My work at the university was both familiar and sometimes surprising. In my literature courses, I found students eager to encounter American poets and novelists (Allen Ginsberg's Howl was a class favorite in my poetry seminar, and so was African-American poet Lucille Clifton). They quickly found connections between our texts and their own experiences. When my small Midwestern Writing class read part of Sinclair Lewis' Main Street, the animated discussion of smalltown life in Austria and America went on long after class was supposed to be over.
More than half of my large North American Civilization class had visited the U.S., and they were closely following the Democratic primary battles. Most were troubled by recent American foreign policy, but enthused about American movies and popular culture. Often they knew little of American history beyond the sense that slavery and the treatment of Native Americans were very bad things, but most were eager to learn, especially from a "real" American like me who was not always quick to defend every aspect of American life.

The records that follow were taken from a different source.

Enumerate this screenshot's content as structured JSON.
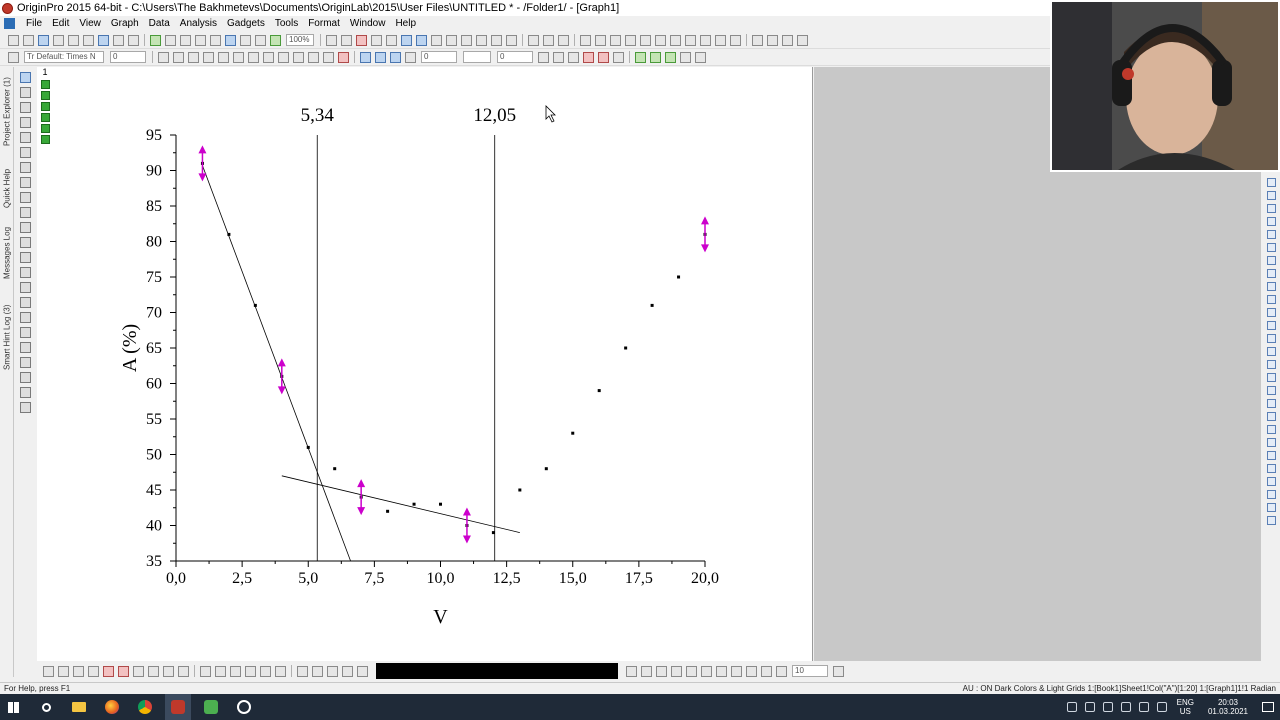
{
  "window": {
    "title": "OriginPro 2015 64-bit - C:\\Users\\The Bakhmetevs\\Documents\\OriginLab\\2015\\User Files\\UNTITLED * - /Folder1/ - [Graph1]"
  },
  "menu": [
    "File",
    "Edit",
    "View",
    "Graph",
    "Data",
    "Analysis",
    "Gadgets",
    "Tools",
    "Format",
    "Window",
    "Help"
  ],
  "toolbar": {
    "zoom_value": "100%",
    "font_name": "Tr Default: Times N",
    "font_size": "0",
    "line_width": "0",
    "fill_value": "0",
    "bottom_size": "10"
  },
  "side_tabs": [
    "Project Explorer (1)",
    "Quick Help",
    "Messages Log",
    "Smart Hint Log (3)"
  ],
  "layer": {
    "number": "1"
  },
  "chart_data": {
    "type": "scatter",
    "xlabel": "V",
    "ylabel": "A (%)",
    "xlim": [
      0,
      20
    ],
    "ylim": [
      35,
      95
    ],
    "x_ticks": [
      "0,0",
      "2,5",
      "5,0",
      "7,5",
      "10,0",
      "12,5",
      "15,0",
      "17,5",
      "20,0"
    ],
    "x_tick_values": [
      0,
      2.5,
      5,
      7.5,
      10,
      12.5,
      15,
      17.5,
      20
    ],
    "y_ticks": [
      "35",
      "40",
      "45",
      "50",
      "55",
      "60",
      "65",
      "70",
      "75",
      "80",
      "85",
      "90",
      "95"
    ],
    "y_tick_values": [
      35,
      40,
      45,
      50,
      55,
      60,
      65,
      70,
      75,
      80,
      85,
      90,
      95
    ],
    "series": [
      {
        "x": [
          1,
          2,
          3,
          4,
          5,
          6,
          7,
          8,
          9,
          10,
          11,
          12,
          13,
          14,
          15,
          16,
          17,
          18,
          19,
          20
        ],
        "y": [
          91,
          81,
          71,
          61,
          51,
          48,
          44,
          42,
          43,
          43,
          40,
          39,
          45,
          48,
          53,
          59,
          65,
          71,
          75,
          81
        ]
      }
    ],
    "error_bar_points": [
      {
        "x": 1,
        "y": 91
      },
      {
        "x": 4,
        "y": 61
      },
      {
        "x": 7,
        "y": 44
      },
      {
        "x": 11,
        "y": 40
      },
      {
        "x": 20,
        "y": 81
      }
    ],
    "fit_lines": [
      {
        "from": [
          1,
          90.7
        ],
        "to": [
          6.6,
          35
        ]
      },
      {
        "from": [
          4,
          47
        ],
        "to": [
          13,
          39
        ]
      }
    ],
    "vertical_lines": [
      {
        "x": 5.34,
        "label": "5,34"
      },
      {
        "x": 12.05,
        "label": "12,05"
      }
    ],
    "colors": {
      "points": "#000000",
      "error_bars": "#cc00cc"
    },
    "grid": false
  },
  "status": {
    "left": "For Help, press F1",
    "right": "AU : ON  Dark Colors & Light Grids  1:[Book1]Sheet1!Col(\"A\")[1:20]  1:[Graph1]1!1  Radian"
  },
  "taskbar": {
    "lang": "ENG",
    "region": "US",
    "time": "20:03",
    "date": "01.03.2021"
  }
}
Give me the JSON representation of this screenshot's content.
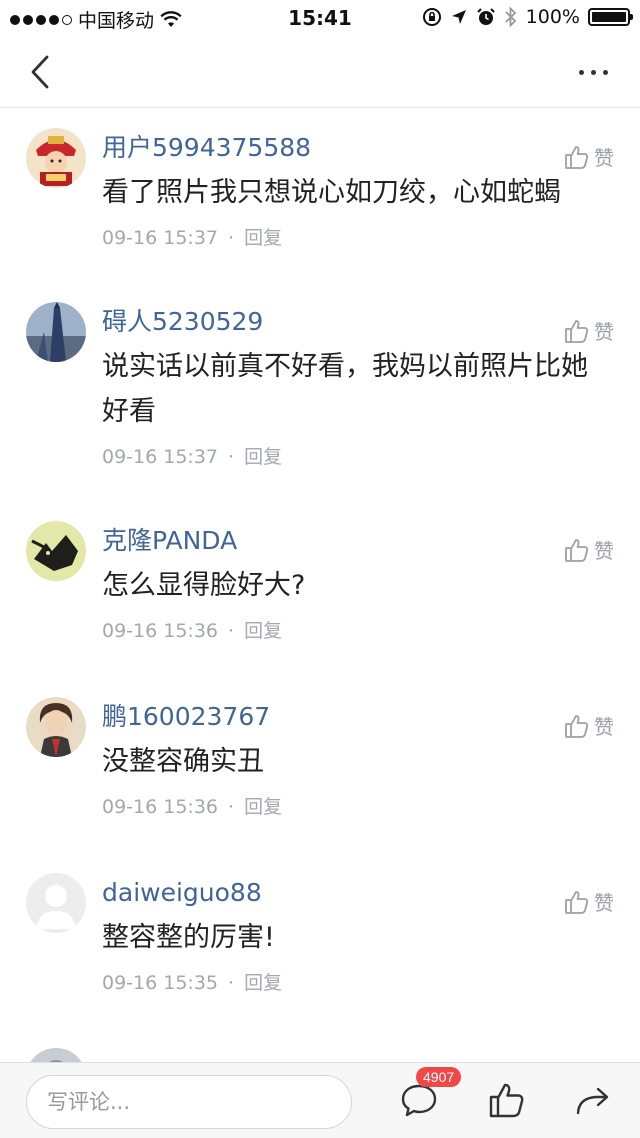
{
  "status_bar": {
    "carrier": "中国移动",
    "time": "15:41",
    "battery": "100%"
  },
  "comments": [
    {
      "username": "用户5994375588",
      "text": "看了照片我只想说心如刀绞，心如蛇蝎",
      "time": "09-16 15:37",
      "reply": "回复",
      "like": "赞",
      "avatar": "caishen-avatar"
    },
    {
      "username": "碍人5230529",
      "text": "说实话以前真不好看，我妈以前照片比她好看",
      "time": "09-16 15:37",
      "reply": "回复",
      "like": "赞",
      "avatar": "tower-avatar"
    },
    {
      "username": "克隆PANDA",
      "text": "怎么显得脸好大?",
      "time": "09-16 15:36",
      "reply": "回复",
      "like": "赞",
      "avatar": "cartoon-avatar"
    },
    {
      "username": "鹏160023767",
      "text": "没整容确实丑",
      "time": "09-16 15:36",
      "reply": "回复",
      "like": "赞",
      "avatar": "portrait-avatar"
    },
    {
      "username": "daiweiguo88",
      "text": "整容整的厉害!",
      "time": "09-16 15:35",
      "reply": "回复",
      "like": "赞",
      "avatar": "default-avatar"
    }
  ],
  "bottom_bar": {
    "input_placeholder": "写评论...",
    "comment_count": "4907"
  }
}
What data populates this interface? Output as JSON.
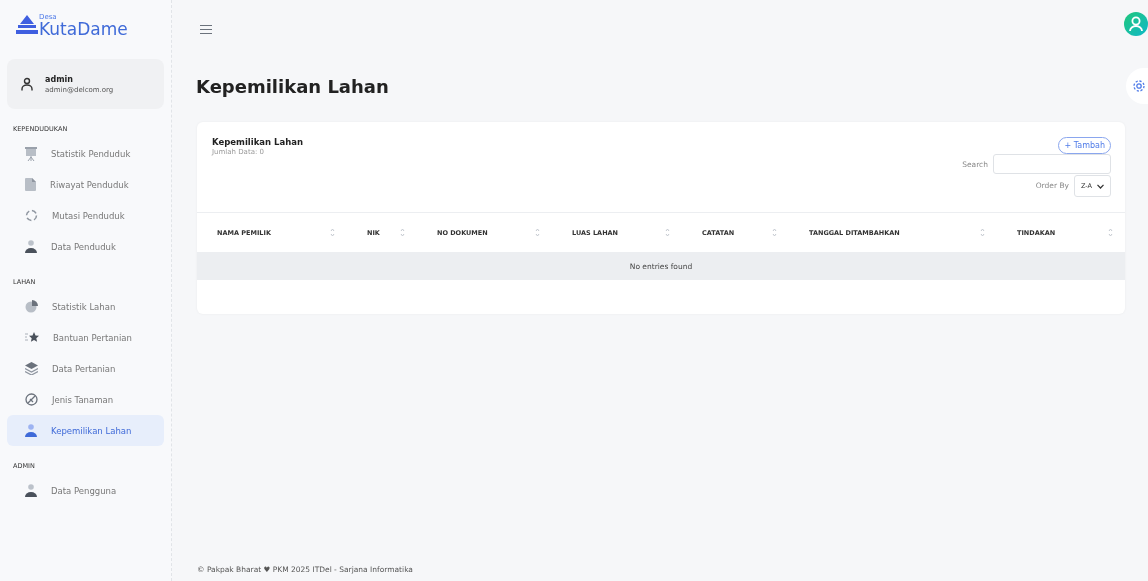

Students at the university appreciate the low tuition—less than 400 euros per semester (roughly $600)—and the generally high quality of instruction. They complain, though, about the difficulty of scheduling classes and getting advice on their programs of study. I often thought of the extensive Bluffton system of academic, social and religious support for students as I tried to counsel perplexed young people about their courses of study.
We returned from Salzburg with a lifetime of memories. Biking along the Salzach River with the mountains on all sides; walking the streets of Franz Kafka's Prague (where we slept within a block of his old school); waking in Venice to watch two men lounging and talking in their doorways, just across a little canal from our room; crossing the Chain Bridge across the Danube on foot from Pest to Buda and back again; wandering through the vast, lush gardens of the
Schönbrunn Palace in Vienna one day and the equally vast ruins of the Auschwitz/Birkenau death camp two days later . . . there is no way to express quickly or simply what such experience means. Getting to know students, colleagues and others in Salzburg was equally important to us. I wish I had space to say more about the wonderful couple, Willi and Dietlinde, who were our landlords, neighbors and selfappointed guides to Austrian life.
We learned a good deal, in Salzburg and elsewhere, about how a civilized society might function. After all the disruptions and horrors of the 20th century, Austria and its neighbors seem to have found ways of providing meaningful work and a livable social structure for great numbers of their people. Especially in the former Soviet satellites, this process is far from complete, but people everywhere we went seemed optimistic and energized by their local prospects—even as they worried about larger, global issues of militarism and climate change.
I am extremely grateful to Bluffton for the sabbatical release and for years of experience that made my application possible, and to the Austrian-American Fulbright Commission for providing excellent financial and intangible support during our time in Austria.